Perhaps second only to maneuvering a sharp mountain curve in an ice storm, meeting the FSMA training requirement is currently the scariest and most troublesome concern that transportation professionals are dealing with, according to John Ryan, PhD, a co-founder and principal of Sanitary Cold Chain, Palm Bay, Fl. Sanitary Cold Chain provides food safety training, audit, and, through its trademarked TransCert arm, certification support to carriers, shippers, and receivers in the supply chain.
Whole New Segment
While all other food industry stakeholders have been training their personnel for years, food safety training for the transportation industry has just recently become a whole new important segment of the food chain, Dr. Ryan says.
“Until the dawn of FSMA, the trucking industry has not been involved in food safety,” he points out. “They concerned themselves with worker safety, focusing on how many hours one can drive safely. Now, to comply with FSMA, they have to develop food safety training. But FSMA has not been in the faces of the food transportation industry with high pressure. Thus, in the days leading up to the April 5 compliance deadline, the big companies were finally feeling the pressure and were panicking. Not surprisingly, we were hammered with requests for assistance, especially in the six weeks prior to the deadline. Many players in the food transportation industry have been telling us, ‘We don’t know what to do.’ So, we have been doing a lot of handholding.”
Dr. Ryan says his firm has conducted about 100 training webinars for the transportation industry in the last two years. “Now the demand for two-day seminars for 12 to 15 people has been picking up,” he notes.
Sanitary Cold Chain offers the training required by FSMA for all personnel engaged in transportation operations upon hiring and as needed thereafter. Along with webinars and in-person seminars, a third option is download packages companies can use with their employees.

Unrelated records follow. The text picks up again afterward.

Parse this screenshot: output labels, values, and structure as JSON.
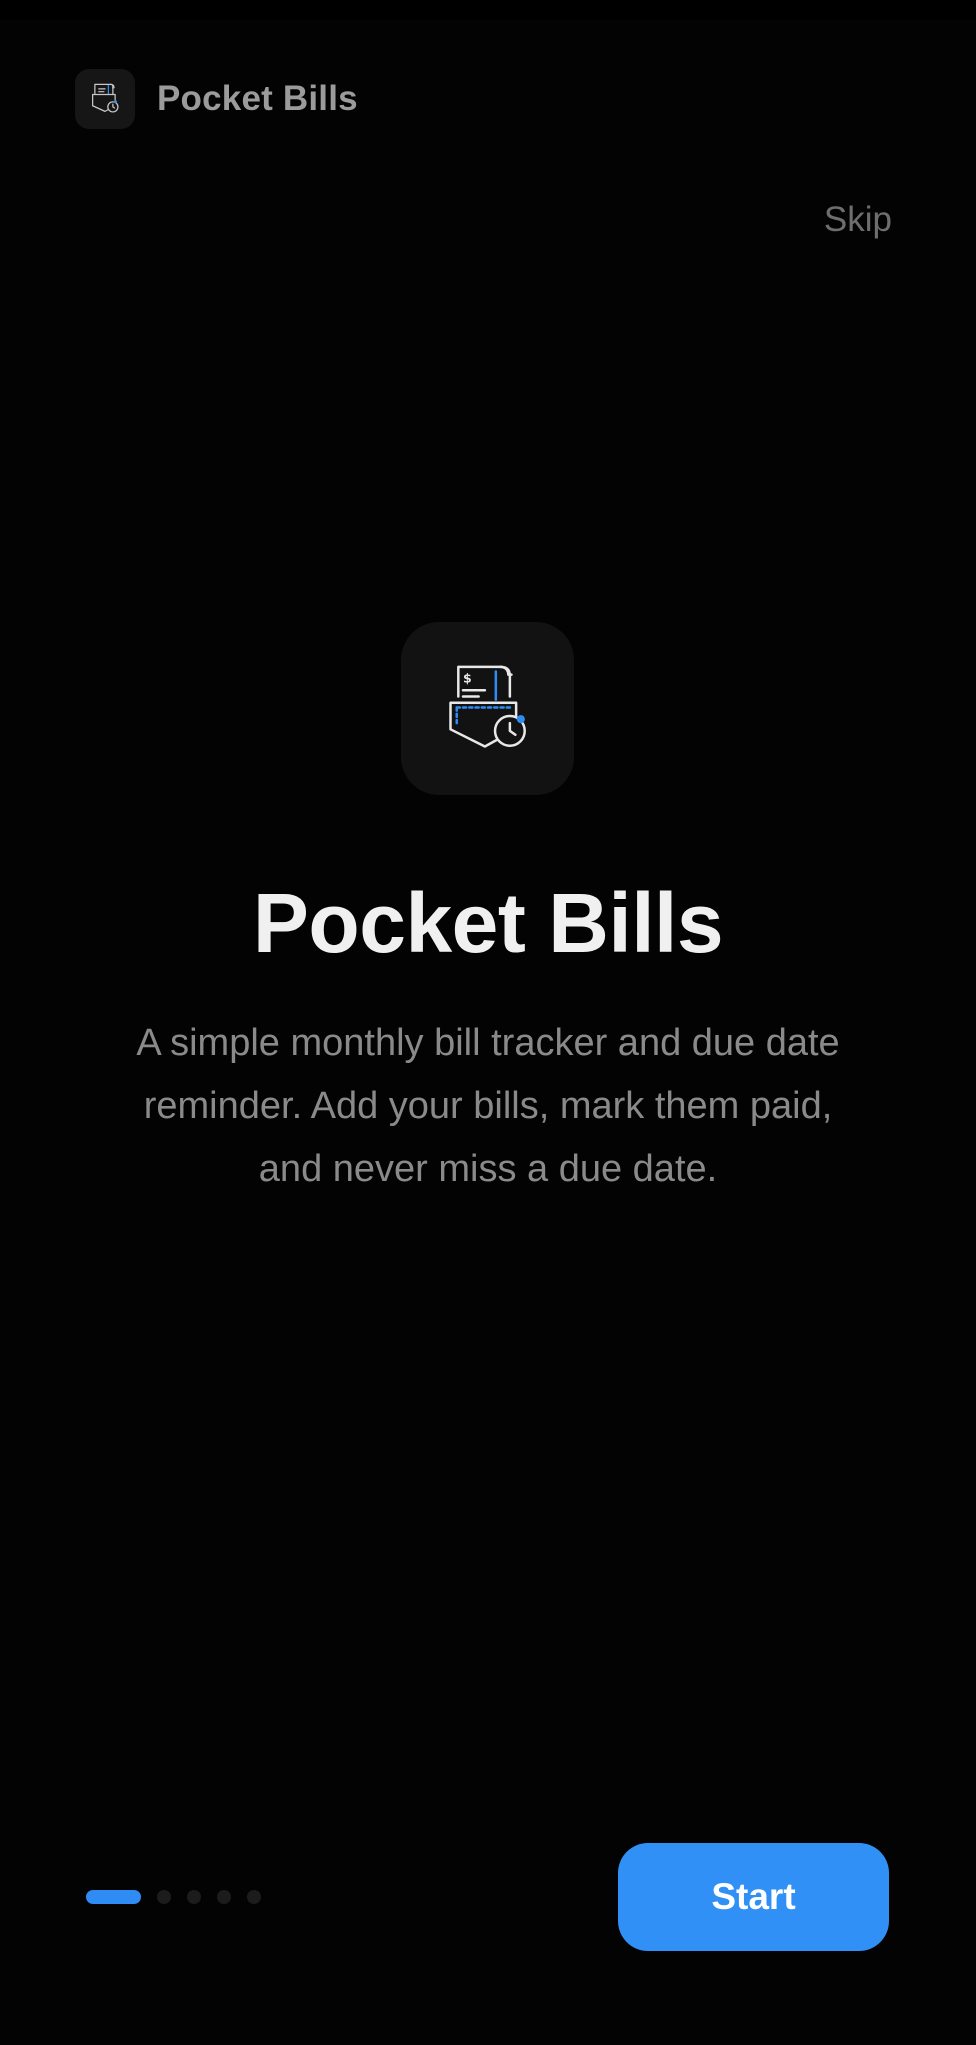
{
  "app": {
    "title": "Pocket Bills",
    "icon": "pocket-bill-clock-icon"
  },
  "onboarding": {
    "skip_label": "Skip",
    "hero_icon": "pocket-bill-clock-icon",
    "title": "Pocket Bills",
    "description": "A simple monthly bill tracker and due date reminder. Add your bills, mark them paid, and never miss a due date.",
    "page_index": 1,
    "page_count": 5,
    "start_label": "Start"
  },
  "colors": {
    "accent": "#2f8cf5",
    "background": "#030303",
    "title": "#f0f0f0",
    "muted": "#8a8a8a"
  }
}
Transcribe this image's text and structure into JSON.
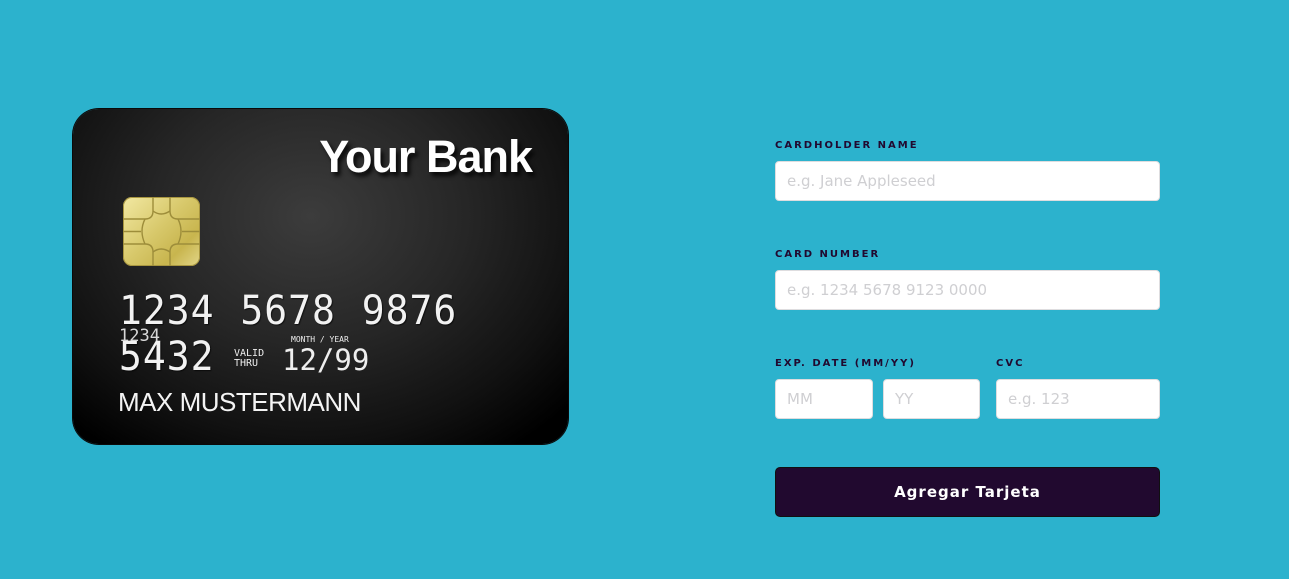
{
  "card": {
    "bank_name": "Your Bank",
    "number": "1234 5678 9876 5432",
    "number_small": "1234",
    "valid_label": "VALID THRU",
    "month_year_label": "MONTH / YEAR",
    "expiry": "12/99",
    "holder_name": "MAX MUSTERMANN",
    "chip_icon": "chip-icon"
  },
  "form": {
    "cardholder_label": "CARDHOLDER NAME",
    "cardholder_placeholder": "e.g. Jane Appleseed",
    "cardholder_value": "",
    "card_number_label": "CARD NUMBER",
    "card_number_placeholder": "e.g. 1234 5678 9123 0000",
    "card_number_value": "",
    "exp_label": "EXP. DATE (MM/YY)",
    "mm_placeholder": "MM",
    "yy_placeholder": "YY",
    "cvc_label": "CVC",
    "cvc_placeholder": "e.g. 123",
    "submit_label": "Agregar Tarjeta"
  },
  "colors": {
    "background": "#2cb2cd",
    "button": "#21092f",
    "label_text": "#21092f"
  }
}
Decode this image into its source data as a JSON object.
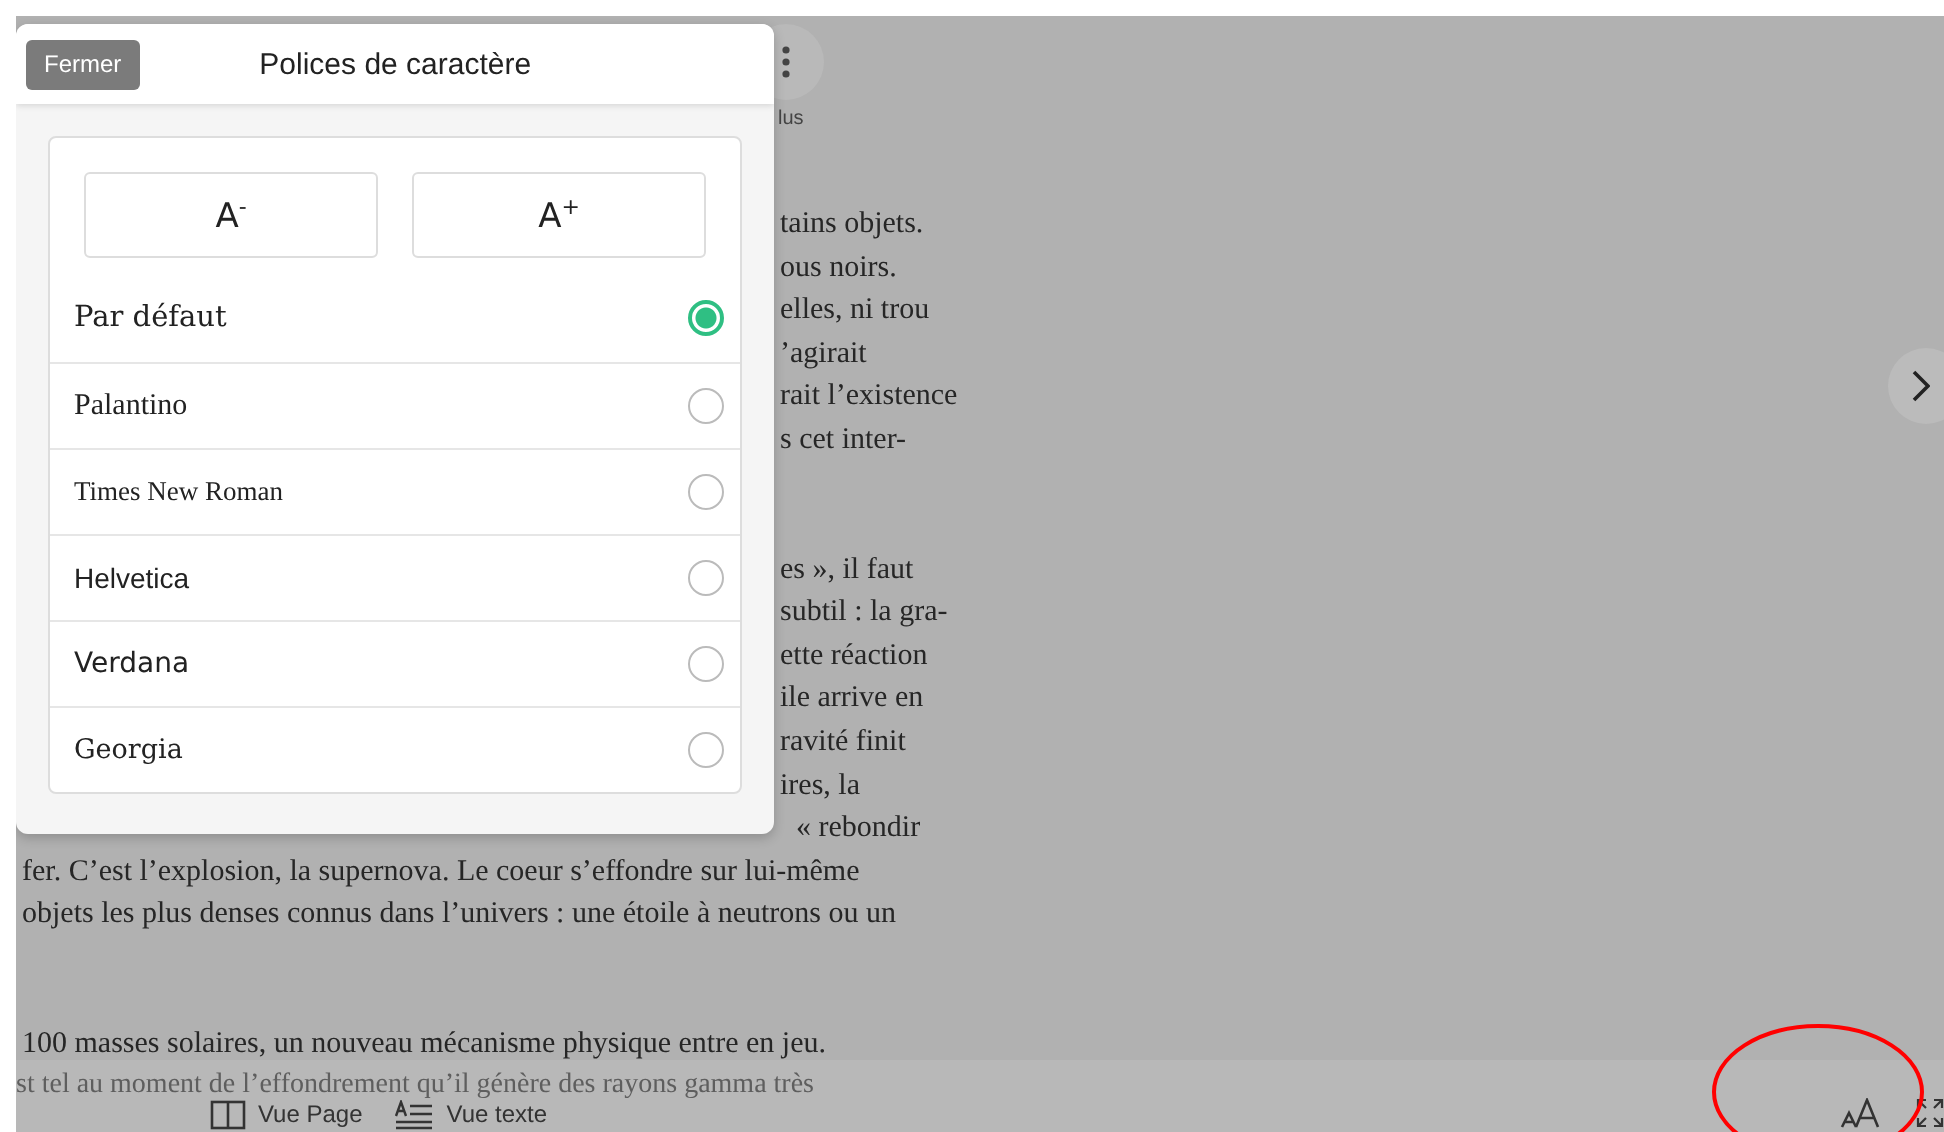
{
  "top_bar": {
    "more_label": "lus"
  },
  "modal": {
    "close": "Fermer",
    "title": "Polices de caractère",
    "size_buttons": [
      "A$^{-}$",
      "A$^{+}$"
    ],
    "fonts": [
      {
        "label": "Par défaut",
        "kind": "default",
        "selected": true
      },
      {
        "label": "Palantino",
        "kind": "palatino",
        "selected": false
      },
      {
        "label": "Times New Roman",
        "kind": "times",
        "selected": false
      },
      {
        "label": "Helvetica",
        "kind": "helvetica",
        "selected": false
      },
      {
        "label": "Verdana",
        "kind": "verdana",
        "selected": false
      },
      {
        "label": "Georgia",
        "kind": "georgia",
        "selected": false
      }
    ]
  },
  "reader": {
    "paragraphs": [
      {
        "lines": [
          {
            "text": "tains objets.",
            "kind": "clipped"
          },
          {
            "text": "ous noirs.",
            "kind": "clipped"
          },
          {
            "text": "elles, ni trou",
            "kind": "clipped"
          },
          {
            "text": "’agirait",
            "kind": "clipped"
          },
          {
            "text": "rait l’existence",
            "kind": "clipped"
          },
          {
            "text": "s cet inter-",
            "kind": "clipped"
          }
        ]
      },
      {
        "lines": [
          {
            "text": "es », il faut",
            "kind": "clipped"
          },
          {
            "text": "subtil : la gra-",
            "kind": "clipped"
          },
          {
            "text": "ette réaction",
            "kind": "clipped"
          },
          {
            "text": "ile arrive en",
            "kind": "clipped"
          },
          {
            "text": "ravité finit",
            "kind": "clipped"
          },
          {
            "text": "ires, la",
            "kind": "clipped"
          },
          {
            "text": "« rebondir",
            "kind": "tail"
          },
          {
            "text": "fer. C’est l’explosion, la supernova. Le coeur s’effondre sur lui-même",
            "kind": "full"
          },
          {
            "text": "objets les plus denses connus dans l’univers : une étoile à neutrons ou un",
            "kind": "full"
          }
        ]
      },
      {
        "lines": [
          {
            "text": "100 masses solaires, un nouveau mécanisme physique entre en jeu.",
            "kind": "full"
          },
          {
            "text": "st tel au moment de l’effondrement qu’il génère des rayons gamma très",
            "kind": "faded"
          }
        ]
      }
    ]
  },
  "bottom_bar": {
    "views": [
      {
        "label": "Vue Page",
        "kind": "page"
      },
      {
        "label": "Vue texte",
        "kind": "text"
      }
    ]
  }
}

Training certificates are available from Sanitary Cold Chain for completion of its three-hour course that highlights the three required topics, including responsibilities of the carrier under the final rules (1 hour), awareness of potential food safety problems that may occur during food transportation (1 hour), and basic sanitary transportation practices to address those potential problems (1 hour).
“This training is available with and without competency exams,” Dr. Ryan notes, adding that successful completion of such exams is not required to be FSMA compliant.
“We help our clients start planning their transportation food safety programs by showing them how to develop a process and a flow chart,” he relates. “We help them to piece all the components of transportation food safety together and document them. The various steps in the flow charted process include shippers’ product pick up spots, temperature monitoring and control, washing the truck, and the temperature of the wash water, among others. Questions addressed include what materials is the trailer made of and will we use sanitizer?
“One important thing is that we dispel the myths that you do not have to wash trailers after each load,” Dr. Ryan continues. “And we emphasize that you don’t just wash the truck out, rather you have to consider are you getting it clean. We explain follow-up tests, such as ATP (adenosine tri-phosphate) swabs, to determine food residue. The bottom line we stress is that you need to not just move food, but move it without contaminating it. You have to know the food safety rules for the specific products you are carrying, be they frozen food, fish, produce, or whatever, and you must consider the potential hazards for them.”